The urge to recycle is in the air. Just this past March, Roseville completed the rollout of its free hazardous waste pick-up program. With electronics, from cell phones to televisions, as well as car and household batteries, on the list of accepted items, the program allows residents to schedule appointments by emailing wscst@roseville.ca.us or by calling 916-774-5770 for 20 to 125 pounds of waste to be picked up with your curbside bins. For everything and everyone else, e-waste drop-offs are free at the Western Placer Waste Management Authority (WPWMA) facility in southern Lincoln, with general appliances (for $9.50) and refrigerators (for $42.50) accepted too.

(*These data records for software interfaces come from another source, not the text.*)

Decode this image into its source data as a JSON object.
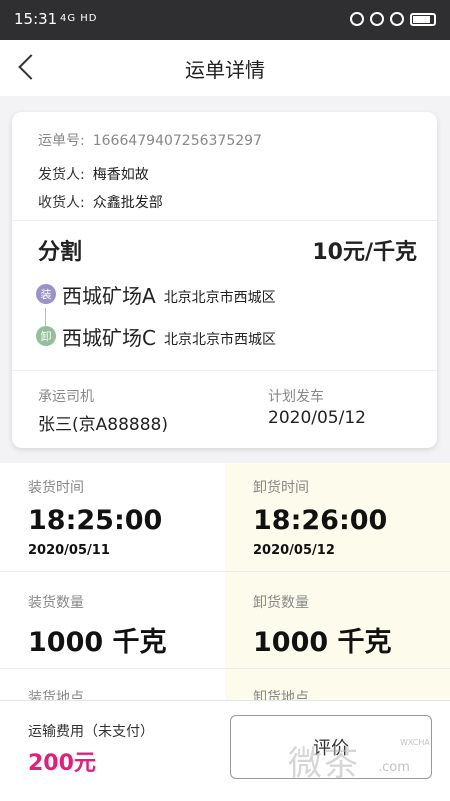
{
  "status_bar": {
    "time": "15:31",
    "network": "4G HD"
  },
  "nav": {
    "title": "运单详情"
  },
  "order": {
    "number_label": "运单号:",
    "number": "1666479407256375297",
    "shipper_label": "发货人:",
    "shipper": "梅香如故",
    "receiver_label": "收货人:",
    "receiver": "众鑫批发部",
    "cargo_type": "分割",
    "price": "10元/千克",
    "route": [
      {
        "badge": "装",
        "place": "西城矿场A",
        "address": "北京北京市西城区"
      },
      {
        "badge": "卸",
        "place": "西城矿场C",
        "address": "北京北京市西城区"
      }
    ],
    "driver_label": "承运司机",
    "driver": "张三(京A88888)",
    "departure_label": "计划发车",
    "departure": "2020/05/12"
  },
  "details": {
    "load_time_label": "装货时间",
    "load_time": "18:25:00",
    "load_date": "2020/05/11",
    "unload_time_label": "卸货时间",
    "unload_time": "18:26:00",
    "unload_date": "2020/05/12",
    "load_qty_label": "装货数量",
    "load_qty": "1000 千克",
    "unload_qty_label": "卸货数量",
    "unload_qty": "1000 千克",
    "load_place_label": "装货地点",
    "unload_place_label": "卸货地点"
  },
  "footer": {
    "fee_label": "运输费用（未支付）",
    "fee": "200元",
    "evaluate_label": "评价"
  },
  "watermark": {
    "text": "微茶",
    "sub": "WXCHA",
    "url": ".com"
  },
  "colors": {
    "fee": "#e0207a",
    "load_badge": "#9b92c7",
    "unload_badge": "#93bf9b",
    "right_col_bg": "#fdfcec"
  },
  "icons": [
    "back-arrow-icon",
    "wifi-icon",
    "lock-icon",
    "location-icon",
    "alarm-icon",
    "battery-icon"
  ]
}
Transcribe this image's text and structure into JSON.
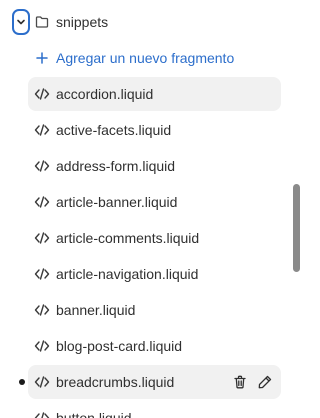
{
  "folder": {
    "name": "snippets",
    "expanded": true
  },
  "add_action": {
    "label": "Agregar un nuevo fragmento"
  },
  "files": [
    {
      "name": "accordion.liquid",
      "state": "hover"
    },
    {
      "name": "active-facets.liquid",
      "state": "normal"
    },
    {
      "name": "address-form.liquid",
      "state": "normal"
    },
    {
      "name": "article-banner.liquid",
      "state": "normal"
    },
    {
      "name": "article-comments.liquid",
      "state": "normal"
    },
    {
      "name": "article-navigation.liquid",
      "state": "normal"
    },
    {
      "name": "banner.liquid",
      "state": "normal"
    },
    {
      "name": "blog-post-card.liquid",
      "state": "normal"
    },
    {
      "name": "breadcrumbs.liquid",
      "state": "selected",
      "modified": true
    },
    {
      "name": "button.liquid",
      "state": "normal"
    }
  ],
  "colors": {
    "accent": "#2c6ecb",
    "text": "#303030",
    "row_highlight": "#f1f1f1",
    "scrollbar": "#8a8a8a"
  },
  "icons": {
    "chevron": "chevron-down-icon",
    "folder": "folder-icon",
    "add": "plus-icon",
    "file": "code-icon",
    "delete": "trash-icon",
    "rename": "pencil-icon"
  }
}
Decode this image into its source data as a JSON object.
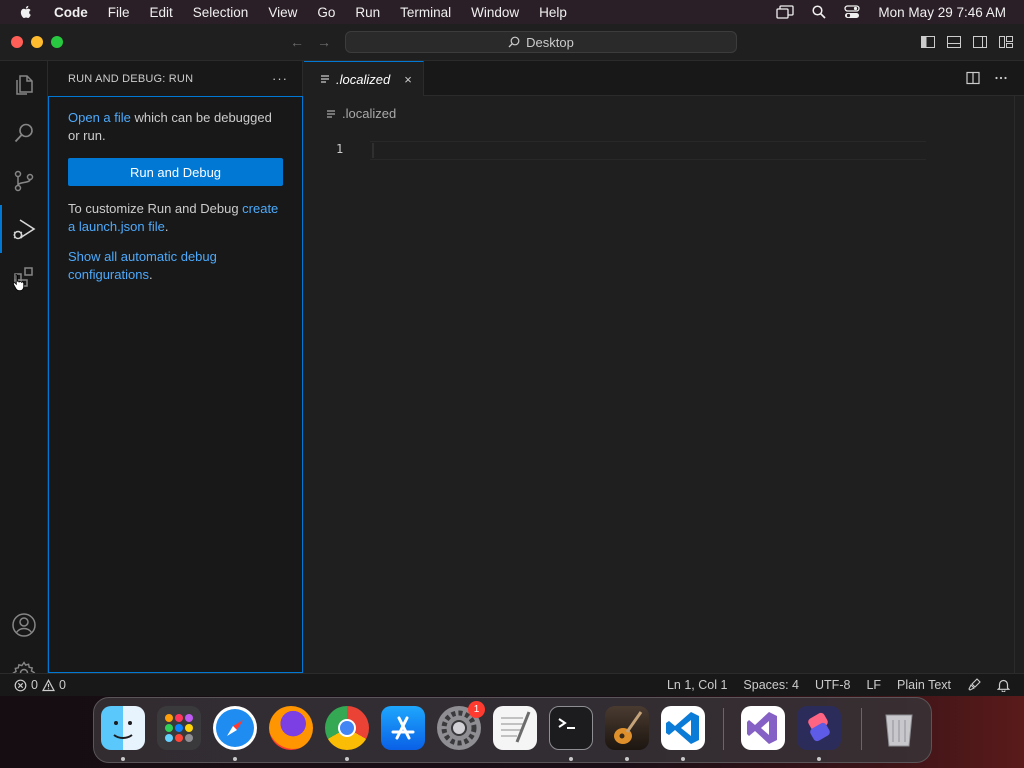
{
  "menubar": {
    "app": "Code",
    "items": [
      "File",
      "Edit",
      "Selection",
      "View",
      "Go",
      "Run",
      "Terminal",
      "Window",
      "Help"
    ],
    "clock": "Mon May 29  7:46 AM"
  },
  "titlebar": {
    "search": "Desktop"
  },
  "sidebar": {
    "title": "RUN AND DEBUG: RUN",
    "more": "···",
    "open_file_link": "Open a file",
    "open_file_rest": " which can be debugged or run.",
    "run_button": "Run and Debug",
    "customize_text": "To customize Run and Debug ",
    "launch_link": "create a launch.json file",
    "period1": ".",
    "show_link": "Show all automatic debug configurations",
    "period2": "."
  },
  "editor": {
    "tab_label": ".localized",
    "tab_close": "×",
    "breadcrumb": ".localized",
    "line_number": "1"
  },
  "statusbar": {
    "errors": "0",
    "warnings": "0",
    "position": "Ln 1, Col 1",
    "spaces": "Spaces: 4",
    "encoding": "UTF-8",
    "eol": "LF",
    "language": "Plain Text"
  },
  "dock": {
    "settings_badge": "1",
    "apps": [
      "finder-icon",
      "launchpad-icon",
      "safari-icon",
      "firefox-icon",
      "chrome-icon",
      "app-store-icon",
      "system-settings-icon",
      "textedit-icon",
      "terminal-icon",
      "garageband-icon",
      "vscode-icon",
      "visual-studio-icon",
      "shortcuts-icon",
      "trash-icon"
    ]
  },
  "colors": {
    "accent": "#0078d4",
    "link": "#4daafc",
    "background": "#1f1f1f"
  }
}
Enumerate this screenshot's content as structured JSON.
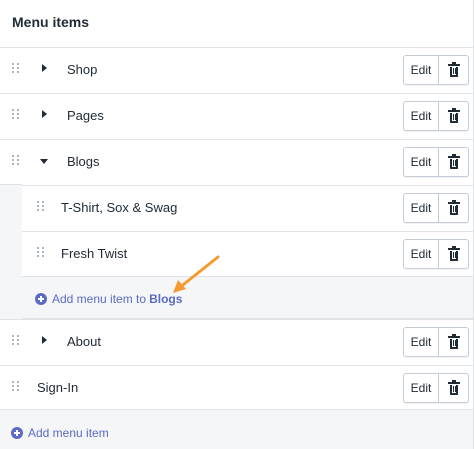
{
  "header": {
    "title": "Menu items"
  },
  "items": [
    {
      "label": "Shop",
      "expanded": false
    },
    {
      "label": "Pages",
      "expanded": false
    },
    {
      "label": "Blogs",
      "expanded": true
    },
    {
      "label": "T-Shirt, Sox & Swag",
      "parent": "Blogs"
    },
    {
      "label": "Fresh Twist",
      "parent": "Blogs"
    },
    {
      "label": "About",
      "expanded": false
    },
    {
      "label": "Sign-In"
    }
  ],
  "actions": {
    "edit_label": "Edit",
    "delete_icon": "trash-icon"
  },
  "nested_add": {
    "prefix": "Add menu item to",
    "target": "Blogs"
  },
  "bottom_add": {
    "label": "Add menu item"
  },
  "annotation": {
    "arrow_color": "#f49a31",
    "icon": "arrow-icon"
  },
  "colors": {
    "accent": "#5c6ac4",
    "border": "#dfe3e8",
    "subdued_bg": "#f4f6f8"
  }
}
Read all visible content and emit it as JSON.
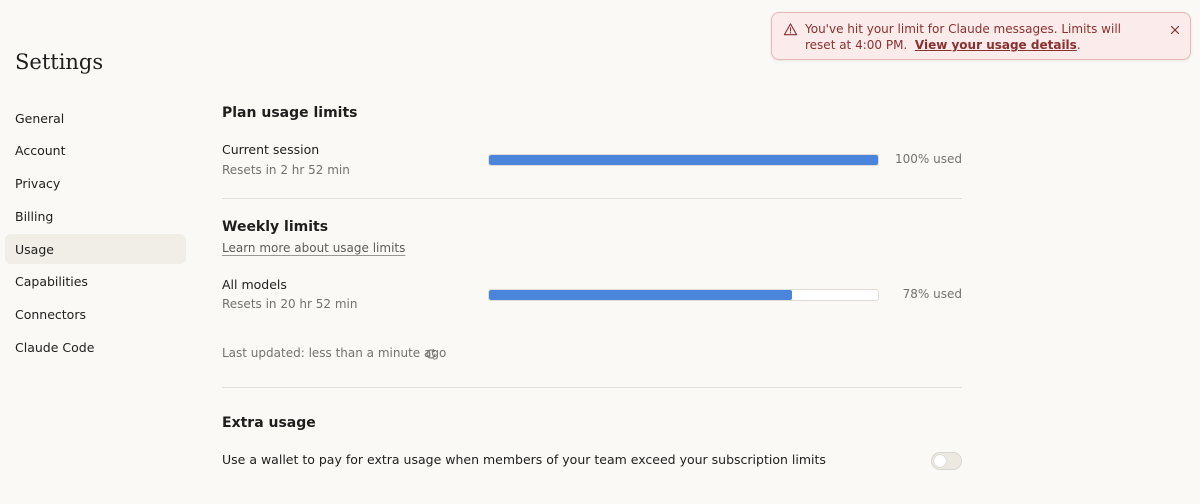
{
  "page": {
    "title": "Settings"
  },
  "sidebar": {
    "items": [
      {
        "label": "General"
      },
      {
        "label": "Account"
      },
      {
        "label": "Privacy"
      },
      {
        "label": "Billing"
      },
      {
        "label": "Usage",
        "active": true
      },
      {
        "label": "Capabilities"
      },
      {
        "label": "Connectors"
      },
      {
        "label": "Claude Code"
      }
    ]
  },
  "plan_usage": {
    "title": "Plan usage limits",
    "current_session": {
      "label": "Current session",
      "resets": "Resets in 2 hr 52 min",
      "percent": 100,
      "percent_label": "100% used"
    }
  },
  "weekly": {
    "title": "Weekly limits",
    "learn_more": "Learn more about usage limits",
    "all_models": {
      "label": "All models",
      "resets": "Resets in 20 hr 52 min",
      "percent": 78,
      "percent_label": "78% used"
    },
    "last_updated": "Last updated: less than a minute ago"
  },
  "extra_usage": {
    "title": "Extra usage",
    "description": "Use a wallet to pay for extra usage when members of your team exceed your subscription limits",
    "enabled": false
  },
  "alert": {
    "message": "You've hit your limit for Claude messages. Limits will reset at 4:00 PM.",
    "link_text": "View your usage details",
    "suffix": "."
  },
  "colors": {
    "progress": "#4a84db",
    "alert_bg": "#fbeceb",
    "alert_text": "#8a3030",
    "active_nav": "#f0eee6"
  },
  "icons": {
    "alert": "warning-triangle-icon",
    "close": "close-icon",
    "refresh": "refresh-icon"
  }
}
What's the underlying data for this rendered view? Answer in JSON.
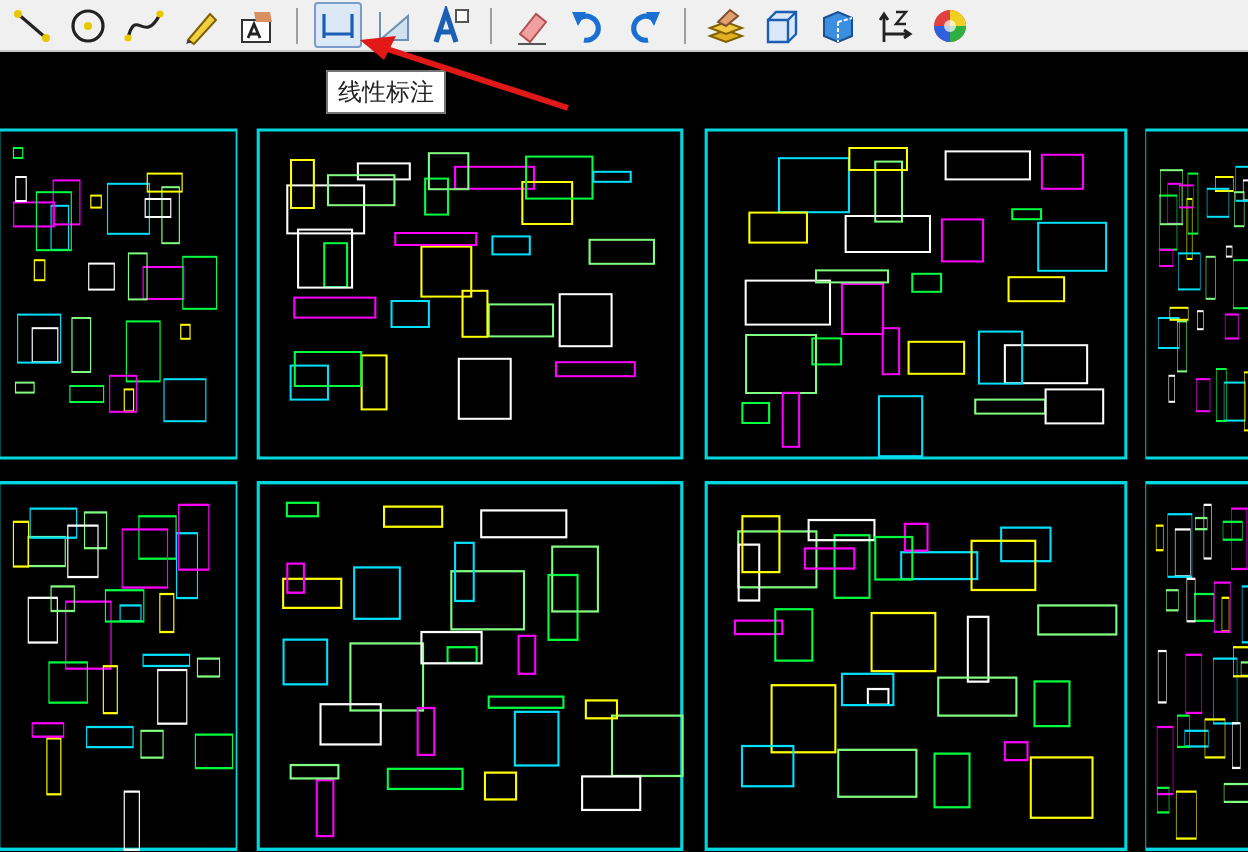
{
  "toolbar": {
    "groups": [
      [
        {
          "kind": "line",
          "selected": false
        },
        {
          "kind": "circle",
          "selected": false
        },
        {
          "kind": "curve",
          "selected": false
        },
        {
          "kind": "pencil",
          "selected": false
        },
        {
          "kind": "text-stamp",
          "selected": false
        }
      ],
      [
        {
          "kind": "linear-dimension",
          "selected": true
        },
        {
          "kind": "aligned-dimension",
          "selected": false
        },
        {
          "kind": "text-style",
          "selected": false
        }
      ],
      [
        {
          "kind": "eraser",
          "selected": false
        },
        {
          "kind": "undo",
          "selected": false
        },
        {
          "kind": "redo",
          "selected": false
        }
      ],
      [
        {
          "kind": "layers",
          "selected": false
        },
        {
          "kind": "box",
          "selected": false
        },
        {
          "kind": "cube",
          "selected": false
        },
        {
          "kind": "axis",
          "selected": false
        },
        {
          "kind": "color-wheel",
          "selected": false
        }
      ]
    ]
  },
  "tooltip": {
    "text": "线性标注"
  }
}
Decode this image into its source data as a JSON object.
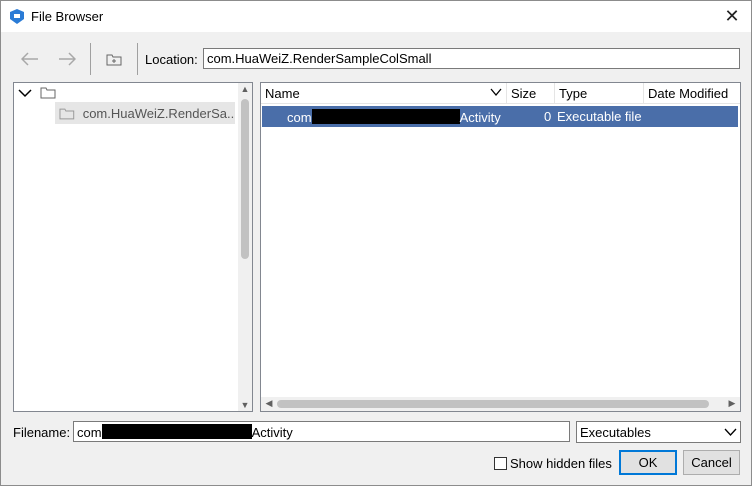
{
  "window": {
    "title": "File Browser",
    "app_icon": "app-logo-icon",
    "close_icon": "close-icon"
  },
  "toolbar": {
    "back_icon": "arrow-left-icon",
    "forward_icon": "arrow-right-icon",
    "new_folder_icon": "folder-icon",
    "location_label": "Location:",
    "location_value": "com.HuaWeiZ.RenderSampleColSmall"
  },
  "tree": {
    "root_icon": "folder-icon",
    "items": [
      {
        "label": "com.HuaWeiZ.RenderSa..."
      }
    ]
  },
  "list": {
    "columns": [
      "Name",
      "Size",
      "Type",
      "Date Modified"
    ],
    "rows": [
      {
        "name_prefix": "com",
        "name_suffix": "Activity",
        "size": "0",
        "type": "Executable file",
        "date": "",
        "selected": true
      }
    ]
  },
  "footer": {
    "filename_label": "Filename:",
    "filename_prefix": "com",
    "filename_suffix": "Activity",
    "filter_value": "Executables",
    "show_hidden_label": "Show hidden files",
    "show_hidden_checked": false,
    "ok_label": "OK",
    "cancel_label": "Cancel"
  },
  "colors": {
    "selection": "#4a6ea9",
    "accent": "#0078d7"
  }
}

With more than half a million acres of dense forest and precious nature at stake, it’s not much of a surprise that Placer takes recycling seriously. Every town in the county, and the unincorporated areas, allow residents to schedule free pickups for e-waste and batteries. Meanwhile, locations like Recology Auburn Transfer Station, just north of Auburn, and Lincoln’s WPWMA facility (where appliances are slightly less expensive to recycle) offer residents free e-waste drop-offs as well.


The e-waste recycling opportunities for most cities in Yolo County might be more limited than in Sacramento, but there are still ample ways to help keep Mother Nature healthy. Seniors and people with disabilities can mail in an application for two free bulky waste pickups a year, which includes e-waste and appliances. West Sacramento offers all residents two similar pickups for free, plus two more for batteries and other hazardous materials. And all county residents can drop off e-waste—including countertop appliances like microwaves—for free at the Yolo County Central Landfill in Woodland, with a small fee for large appliances. A mere $25, and it’s see ya later, frigerator.


Discover More from Our Special Eco-Themed Issue: 

Can Electric Bikes Help Save The Planet? – The rise and future of e-bikes

Where It’s Easy Being Green – The plastic-free, Earth-friendly Nudge Eco Store

Eat Eco – Local restaurants raising their sustainability game